BRIEF
An exact copy of the records below is required, and it must contain no pictures.

Data about app and page elements
------------------------------------------------
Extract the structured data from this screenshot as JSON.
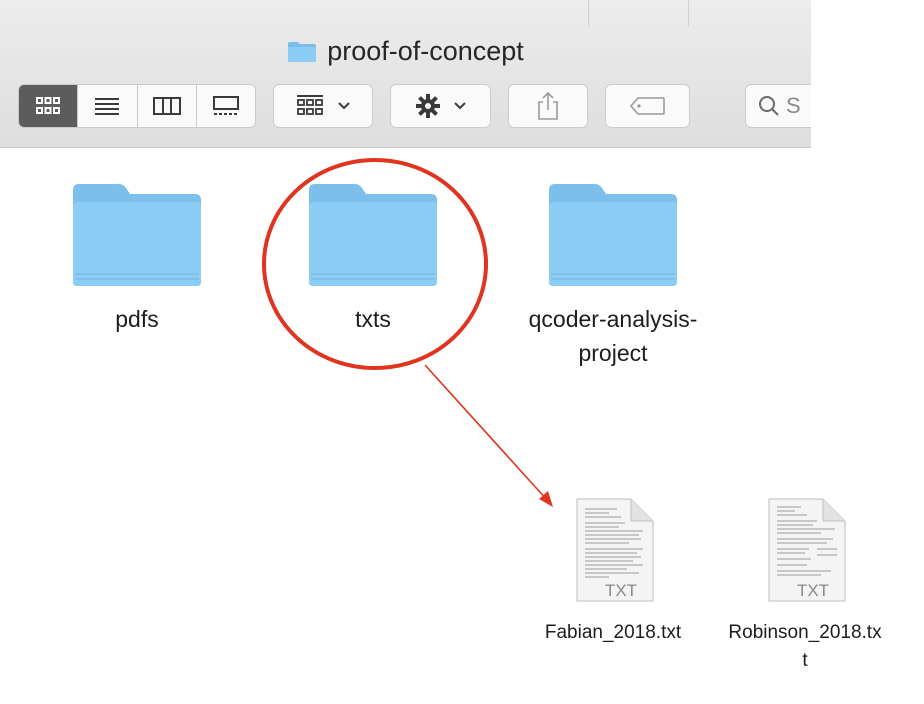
{
  "window": {
    "title": "proof-of-concept"
  },
  "toolbar": {
    "view_modes": [
      {
        "name": "icon-view",
        "active": true
      },
      {
        "name": "list-view",
        "active": false
      },
      {
        "name": "column-view",
        "active": false
      },
      {
        "name": "gallery-view",
        "active": false
      }
    ],
    "group_icon": "grid-group-icon",
    "action_icon": "gear-icon",
    "share_icon": "share-icon",
    "tag_icon": "tag-icon",
    "search_placeholder": "S"
  },
  "folders": [
    {
      "label": "pdfs"
    },
    {
      "label": "txts"
    },
    {
      "label": "qcoder-analysis-project",
      "label_line1": "qcoder-analysis-",
      "label_line2": "project"
    }
  ],
  "files": [
    {
      "label": "Fabian_2018.txt",
      "type_badge": "TXT"
    },
    {
      "label": "Robinson_2018.txt",
      "label_line1": "Robinson_2018.tx",
      "label_line2": "t",
      "type_badge": "TXT"
    }
  ],
  "colors": {
    "folder": "#7ec3f0",
    "annotation": "#e0341f",
    "active_segment": "#5c5c5c"
  }
}
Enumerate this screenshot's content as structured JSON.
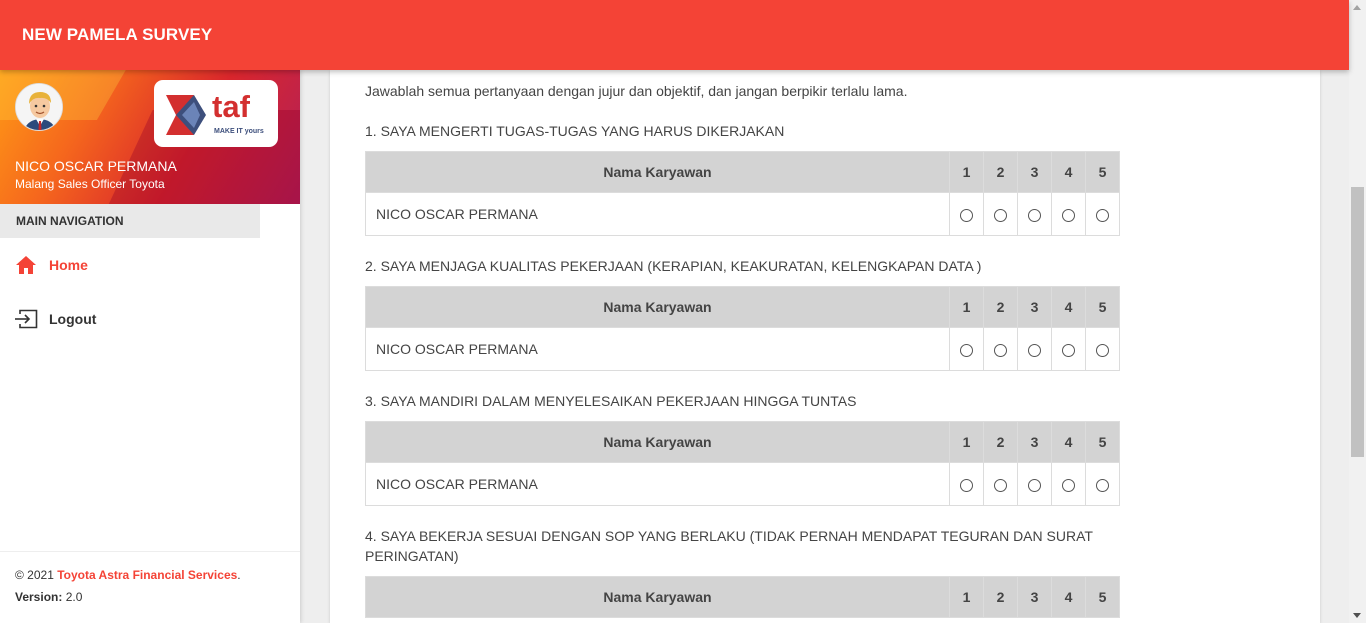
{
  "header": {
    "title": "NEW PAMELA SURVEY"
  },
  "user": {
    "name": "NICO OSCAR PERMANA",
    "role": "Malang Sales Officer Toyota"
  },
  "logo": {
    "text": "taf",
    "tagline": "MAKE IT yours"
  },
  "nav": {
    "header": "MAIN NAVIGATION",
    "items": [
      {
        "label": "Home",
        "icon": "home-icon"
      },
      {
        "label": "Logout",
        "icon": "logout-icon"
      }
    ]
  },
  "footer": {
    "copyright": "© 2021",
    "company": "Toyota Astra Financial Services",
    "dot": ".",
    "version_label": "Version:",
    "version": "2.0"
  },
  "survey": {
    "intro": "Jawablah semua pertanyaan dengan jujur dan objektif, dan jangan berpikir terlalu lama.",
    "column_header": "Nama Karyawan",
    "scale": [
      "1",
      "2",
      "3",
      "4",
      "5"
    ],
    "questions": [
      {
        "text": "1. SAYA MENGERTI TUGAS-TUGAS YANG HARUS DIKERJAKAN",
        "employee": "NICO OSCAR PERMANA"
      },
      {
        "text": "2. SAYA MENJAGA KUALITAS PEKERJAAN (KERAPIAN, KEAKURATAN, KELENGKAPAN DATA )",
        "employee": "NICO OSCAR PERMANA"
      },
      {
        "text": "3. SAYA MANDIRI DALAM MENYELESAIKAN PEKERJAAN HINGGA TUNTAS",
        "employee": "NICO OSCAR PERMANA"
      },
      {
        "text": "4. SAYA BEKERJA SESUAI DENGAN SOP YANG BERLAKU (TIDAK PERNAH MENDAPAT TEGURAN DAN SURAT PERINGATAN)",
        "employee": ""
      }
    ]
  },
  "colors": {
    "primary": "#f44336",
    "header_cell": "#d3d3d3"
  }
}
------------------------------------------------
ANSWER TO THIS TASK
Extract the structured data from this screenshot as JSON.
{
  "window": {
    "title": "proof-of-concept"
  },
  "toolbar": {
    "view_modes": [
      {
        "name": "icon-view",
        "active": true
      },
      {
        "name": "list-view",
        "active": false
      },
      {
        "name": "column-view",
        "active": false
      },
      {
        "name": "gallery-view",
        "active": false
      }
    ],
    "group_icon": "grid-group-icon",
    "action_icon": "gear-icon",
    "share_icon": "share-icon",
    "tag_icon": "tag-icon",
    "search_placeholder": "S"
  },
  "folders": [
    {
      "label": "pdfs"
    },
    {
      "label": "txts"
    },
    {
      "label": "qcoder-analysis-project",
      "label_line1": "qcoder-analysis-",
      "label_line2": "project"
    }
  ],
  "files": [
    {
      "label": "Fabian_2018.txt",
      "type_badge": "TXT"
    },
    {
      "label": "Robinson_2018.txt",
      "label_line1": "Robinson_2018.tx",
      "label_line2": "t",
      "type_badge": "TXT"
    }
  ],
  "colors": {
    "folder": "#7ec3f0",
    "annotation": "#e0341f",
    "active_segment": "#5c5c5c"
  }
}
Enumerate this screenshot's content as structured JSON.
{
  "header": {
    "title": "NEW PAMELA SURVEY"
  },
  "user": {
    "name": "NICO OSCAR PERMANA",
    "role": "Malang Sales Officer Toyota"
  },
  "logo": {
    "text": "taf",
    "tagline": "MAKE IT yours"
  },
  "nav": {
    "header": "MAIN NAVIGATION",
    "items": [
      {
        "label": "Home",
        "icon": "home-icon"
      },
      {
        "label": "Logout",
        "icon": "logout-icon"
      }
    ]
  },
  "footer": {
    "copyright": "© 2021",
    "company": "Toyota Astra Financial Services",
    "dot": ".",
    "version_label": "Version:",
    "version": "2.0"
  },
  "survey": {
    "intro": "Jawablah semua pertanyaan dengan jujur dan objektif, dan jangan berpikir terlalu lama.",
    "column_header": "Nama Karyawan",
    "scale": [
      "1",
      "2",
      "3",
      "4",
      "5"
    ],
    "questions": [
      {
        "text": "1. SAYA MENGERTI TUGAS-TUGAS YANG HARUS DIKERJAKAN",
        "employee": "NICO OSCAR PERMANA"
      },
      {
        "text": "2. SAYA MENJAGA KUALITAS PEKERJAAN (KERAPIAN, KEAKURATAN, KELENGKAPAN DATA )",
        "employee": "NICO OSCAR PERMANA"
      },
      {
        "text": "3. SAYA MANDIRI DALAM MENYELESAIKAN PEKERJAAN HINGGA TUNTAS",
        "employee": "NICO OSCAR PERMANA"
      },
      {
        "text": "4. SAYA BEKERJA SESUAI DENGAN SOP YANG BERLAKU (TIDAK PERNAH MENDAPAT TEGURAN DAN SURAT PERINGATAN)",
        "employee": ""
      }
    ]
  },
  "colors": {
    "primary": "#f44336",
    "header_cell": "#d3d3d3"
  }
}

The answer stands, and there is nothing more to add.